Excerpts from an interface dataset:
□ □ □ □ □ □ □

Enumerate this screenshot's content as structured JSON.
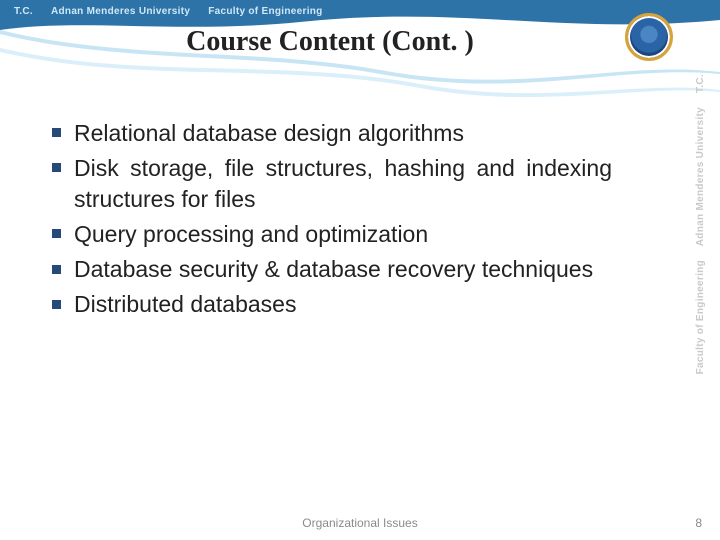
{
  "banner": {
    "tc": "T.C.",
    "university": "Adnan Menderes University",
    "faculty": "Faculty of Engineering"
  },
  "rail": {
    "tc": "T.C.",
    "university": "Adnan Menderes University",
    "faculty": "Faculty of Engineering"
  },
  "title": "Course Content (Cont. )",
  "bullets": [
    "Relational database design algorithms",
    "Disk storage, file structures, hashing and indexing structures for files",
    "Query processing and optimization",
    "Database security & database recovery techniques",
    "Distributed databases"
  ],
  "footer": "Organizational Issues",
  "page": "8"
}
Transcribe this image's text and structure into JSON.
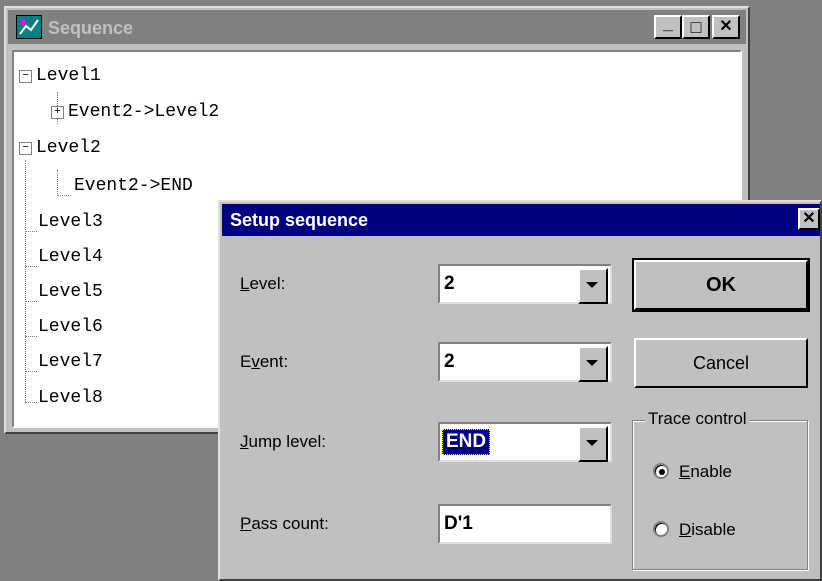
{
  "sequence_window": {
    "title": "Sequence",
    "caption_buttons": {
      "minimize": "_",
      "maximize": "□",
      "close": "✕"
    },
    "tree": [
      {
        "label": "Level1",
        "expander": "−"
      },
      {
        "label": "Event2->Level2",
        "expander": "+"
      },
      {
        "label": "Level2",
        "expander": "−"
      },
      {
        "label": "Event2->END"
      },
      {
        "label": "Level3"
      },
      {
        "label": "Level4"
      },
      {
        "label": "Level5"
      },
      {
        "label": "Level6"
      },
      {
        "label": "Level7"
      },
      {
        "label": "Level8"
      }
    ]
  },
  "dialog": {
    "title": "Setup sequence",
    "close_glyph": "✕",
    "level": {
      "label_mnemonic": "L",
      "label_rest": "evel:",
      "value": "2"
    },
    "event": {
      "label_pre": "E",
      "label_mnemonic": "v",
      "label_rest": "ent:",
      "value": "2"
    },
    "jump_level": {
      "label_mnemonic": "J",
      "label_rest": "ump level:",
      "value": "END"
    },
    "pass_count": {
      "label_mnemonic": "P",
      "label_rest": "ass count:",
      "value": "D'1"
    },
    "ok_label": "OK",
    "cancel_label": "Cancel",
    "trace_control": {
      "legend": "Trace control",
      "enable": {
        "mnemonic": "E",
        "rest": "nable",
        "checked": true
      },
      "disable": {
        "mnemonic": "D",
        "rest": "isable",
        "checked": false
      }
    }
  },
  "colors": {
    "title_active": "#000080",
    "title_inactive": "#808080",
    "face": "#c0c0c0",
    "desktop": "#808080"
  }
}
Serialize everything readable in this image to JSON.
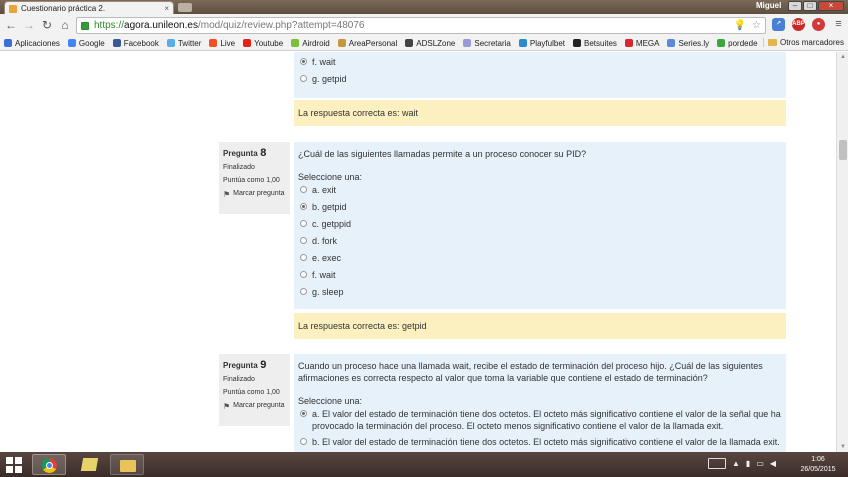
{
  "browser": {
    "tab_title": "Cuestionario práctica 2.",
    "tab_close": "×",
    "user_name": "Miguel",
    "url_scheme": "https://",
    "url_host": "agora.unileon.es",
    "url_path": "/mod/quiz/review.php?attempt=48076",
    "ext_abp": "ABP",
    "window_min": "‒",
    "window_max": "□",
    "window_close": "×"
  },
  "bookmarks": [
    {
      "label": "Aplicaciones",
      "icon": "apps-icon",
      "color": "#3b6fd6"
    },
    {
      "label": "Google",
      "icon": "google-icon",
      "color": "#4285f4"
    },
    {
      "label": "Facebook",
      "icon": "facebook-icon",
      "color": "#3b5998"
    },
    {
      "label": "Twitter",
      "icon": "twitter-icon",
      "color": "#55acee"
    },
    {
      "label": "Live",
      "icon": "live-icon",
      "color": "#f25022"
    },
    {
      "label": "Youtube",
      "icon": "youtube-icon",
      "color": "#e62117"
    },
    {
      "label": "Airdroid",
      "icon": "airdroid-icon",
      "color": "#7cbf3a"
    },
    {
      "label": "AreaPersonal",
      "icon": "areapersonal-icon",
      "color": "#c8963c"
    },
    {
      "label": "ADSLZone",
      "icon": "adslzone-icon",
      "color": "#444444"
    },
    {
      "label": "Secretaria",
      "icon": "secretaria-icon",
      "color": "#9a9ad6"
    },
    {
      "label": "Playfulbet",
      "icon": "playfulbet-icon",
      "color": "#2a8ad0"
    },
    {
      "label": "Betsuites",
      "icon": "betsuites-icon",
      "color": "#222222"
    },
    {
      "label": "MEGA",
      "icon": "mega-icon",
      "color": "#d9272e"
    },
    {
      "label": "Series.ly",
      "icon": "seriesly-icon",
      "color": "#5a8ad8"
    },
    {
      "label": "pordede",
      "icon": "pordede-icon",
      "color": "#3aa83a"
    }
  ],
  "other_bookmarks": "Otros marcadores",
  "prev_question": {
    "options": [
      {
        "label": "f. wait",
        "checked": true
      },
      {
        "label": "g. getpid",
        "checked": false
      }
    ],
    "feedback": "La respuesta correcta es: wait"
  },
  "q8": {
    "label": "Pregunta",
    "number": "8",
    "state": "Finalizado",
    "grade": "Puntúa como 1,00",
    "flag": "Marcar pregunta",
    "text": "¿Cuál de las siguientes llamadas permite a un proceso conocer su PID?",
    "select_one": "Seleccione una:",
    "options": [
      {
        "label": "a. exit",
        "checked": false
      },
      {
        "label": "b. getpid",
        "checked": true
      },
      {
        "label": "c. getppid",
        "checked": false
      },
      {
        "label": "d. fork",
        "checked": false
      },
      {
        "label": "e. exec",
        "checked": false
      },
      {
        "label": "f. wait",
        "checked": false
      },
      {
        "label": "g. sleep",
        "checked": false
      }
    ],
    "feedback": "La respuesta correcta es: getpid"
  },
  "q9": {
    "label": "Pregunta",
    "number": "9",
    "state": "Finalizado",
    "grade": "Puntúa como 1,00",
    "flag": "Marcar pregunta",
    "text": "Cuando un proceso hace una llamada wait, recibe el estado de terminación del proceso hijo. ¿Cuál de las siguientes afirmaciones es correcta respecto al valor que toma la variable que contiene el estado de terminación?",
    "select_one": "Seleccione una:",
    "options": [
      {
        "label": "a. El valor del estado de terminación tiene dos octetos. El octeto más significativo contiene el valor de la señal que ha provocado la terminación del proceso. El octeto menos significativo contiene el valor de la llamada exit.",
        "checked": true
      },
      {
        "label": "b. El valor del estado de terminación tiene dos octetos. El octeto más significativo contiene el valor de la llamada exit.",
        "checked": false
      }
    ]
  },
  "taskbar": {
    "time": "1:06",
    "date": "26/05/2015"
  }
}
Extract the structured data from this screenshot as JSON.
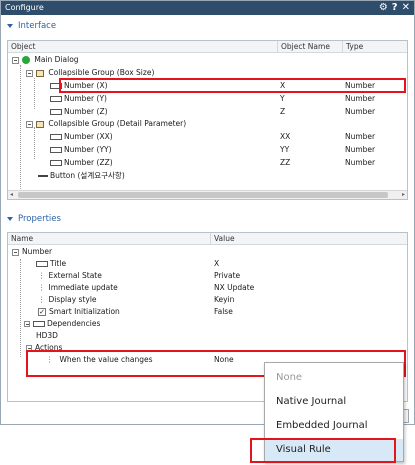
{
  "window": {
    "title": "Configure",
    "icons": [
      "gear-icon",
      "help-icon",
      "close-icon"
    ],
    "title_bar_color": "#2e4d6b"
  },
  "interface": {
    "heading": "Interface",
    "columns": [
      "Object",
      "Object Name",
      "Type"
    ],
    "rows": [
      {
        "label": "Main Dialog",
        "name": "",
        "type": ""
      },
      {
        "label": "Collapsible Group (Box Size)",
        "name": "",
        "type": ""
      },
      {
        "label": "Number (X)",
        "name": "X",
        "type": "Number"
      },
      {
        "label": "Number (Y)",
        "name": "Y",
        "type": "Number"
      },
      {
        "label": "Number (Z)",
        "name": "Z",
        "type": "Number"
      },
      {
        "label": "Collapsible Group (Detail Parameter)",
        "name": "",
        "type": ""
      },
      {
        "label": "Number (XX)",
        "name": "XX",
        "type": "Number"
      },
      {
        "label": "Number (YY)",
        "name": "YY",
        "type": "Number"
      },
      {
        "label": "Number (ZZ)",
        "name": "ZZ",
        "type": "Number"
      },
      {
        "label": "Button (설계요구사항)",
        "name": "",
        "type": ""
      }
    ]
  },
  "properties": {
    "heading": "Properties",
    "columns": [
      "Name",
      "Value"
    ],
    "rows": [
      {
        "label": "Number",
        "value": ""
      },
      {
        "label": "Title",
        "value": "X"
      },
      {
        "label": "External State",
        "value": "Private"
      },
      {
        "label": "Immediate update",
        "value": "NX Update"
      },
      {
        "label": "Display style",
        "value": "Keyin"
      },
      {
        "label": "Smart Initialization",
        "value": "False"
      },
      {
        "label": "Dependencies",
        "value": ""
      },
      {
        "label": "HD3D",
        "value": ""
      },
      {
        "label": "Actions",
        "value": ""
      },
      {
        "label": "When the value changes",
        "value": "None"
      }
    ]
  },
  "dropdown": {
    "options": [
      "None",
      "Native Journal",
      "Embedded Journal",
      "Visual Rule"
    ],
    "selected": "Visual Rule",
    "highlight_color": "#d7e8f7"
  },
  "highlight_color": "#e3141c"
}
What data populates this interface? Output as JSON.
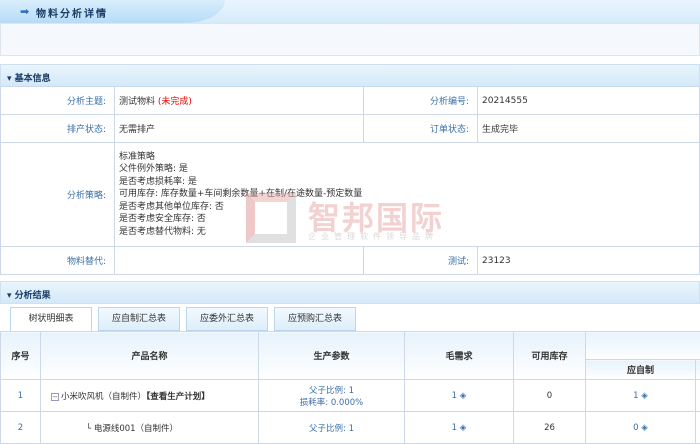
{
  "header": {
    "title": "物料分析详情",
    "icon": "arrow-right-icon"
  },
  "basic": {
    "title": "基本信息",
    "subject_label": "分析主题:",
    "subject_value": "测试物料",
    "subject_status": "(未完成)",
    "code_label": "分析编号:",
    "code_value": "20214555",
    "schedule_label": "排产状态:",
    "schedule_value": "无需排产",
    "order_label": "订单状态:",
    "order_value": "生成完毕",
    "strategy_label": "分析策略:",
    "strategy_lines": [
      "标准策略",
      "父件例外策略: 是",
      "是否考虑损耗率: 是",
      "可用库存: 库存数量+车间剩余数量+在制/在途数量-预定数量",
      "是否考虑其他单位库存: 否",
      "是否考虑安全库存: 否",
      "是否考虑替代物料: 无"
    ],
    "substitute_label": "物料替代:",
    "substitute_value": "",
    "test_label": "测试:",
    "test_value": "23123"
  },
  "watermark": {
    "big": "智邦国际",
    "small": "企业管理软件领导品牌"
  },
  "results": {
    "title": "分析结果",
    "tabs": [
      "树状明细表",
      "应自制汇总表",
      "应委外汇总表",
      "应预购汇总表"
    ],
    "columns": [
      "序号",
      "产品名称",
      "生产参数",
      "毛需求",
      "可用库存",
      "应自制"
    ],
    "rows": [
      {
        "no": "1",
        "name": "小米吹风机（自制件）",
        "link": "【查看生产计划】",
        "param1": "父子比例: 1",
        "param2": "损耗率: 0.000%",
        "gross": "1",
        "available": "0",
        "self_make": "1"
      },
      {
        "no": "2",
        "name": "电源线001（自制件）",
        "link": "",
        "param1": "父子比例: 1",
        "param2": "",
        "gross": "1",
        "available": "26",
        "self_make": "0"
      }
    ]
  }
}
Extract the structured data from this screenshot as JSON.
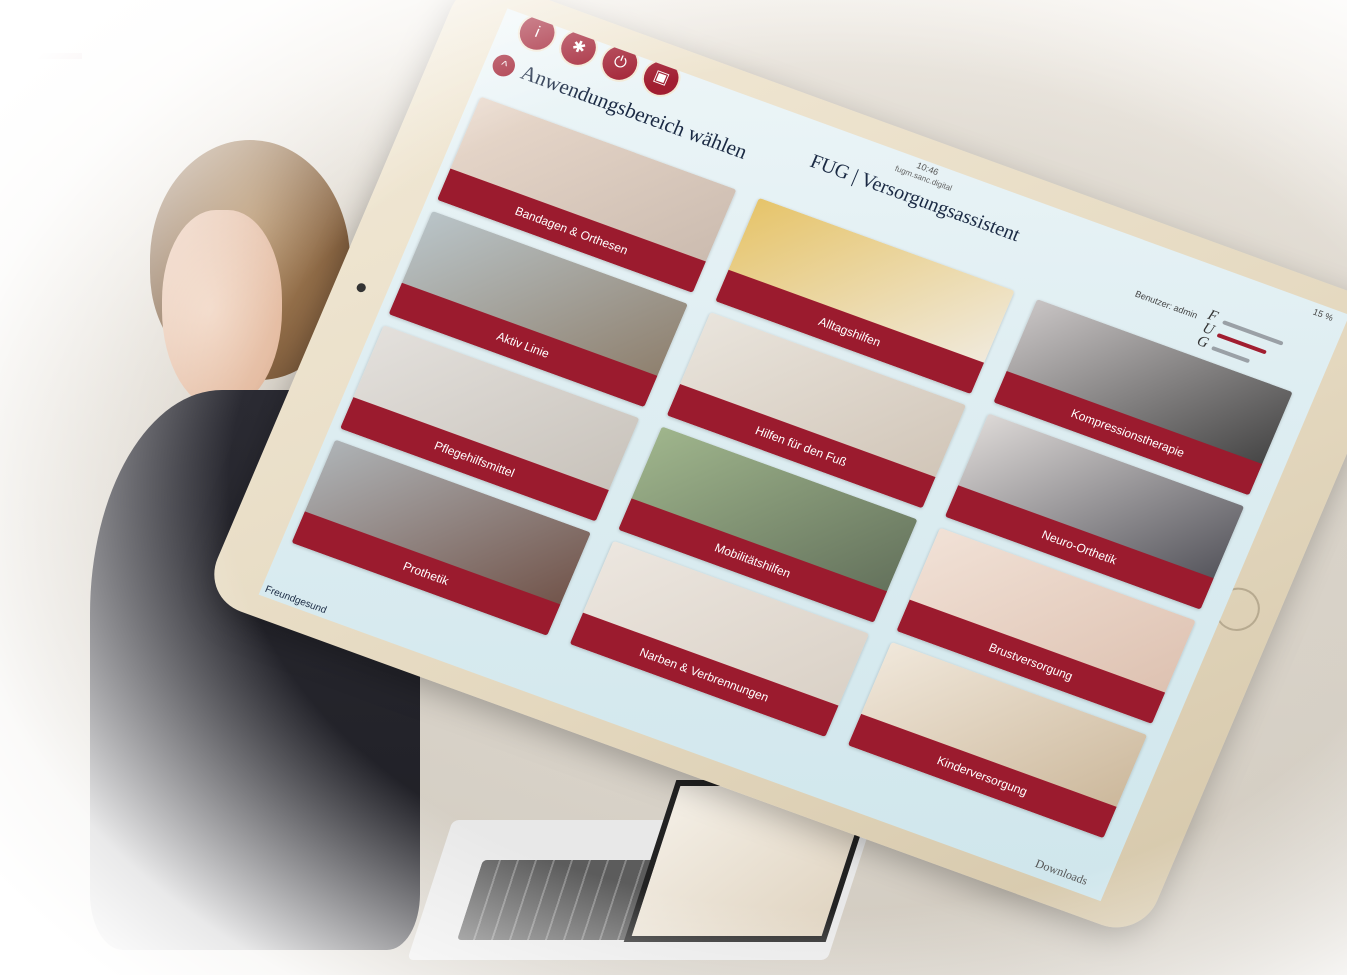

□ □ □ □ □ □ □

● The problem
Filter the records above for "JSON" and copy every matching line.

● Expected answer
Enumerate this screenshot's content as structured JSON.
Transcribe this image's text and structure into JSON.
Serialize everything readable in this image to JSON.
Extract the structured data from this screenshot as JSON.
What data populates this interface? Output as JSON.
Extract the structured data from this screenshot as JSON.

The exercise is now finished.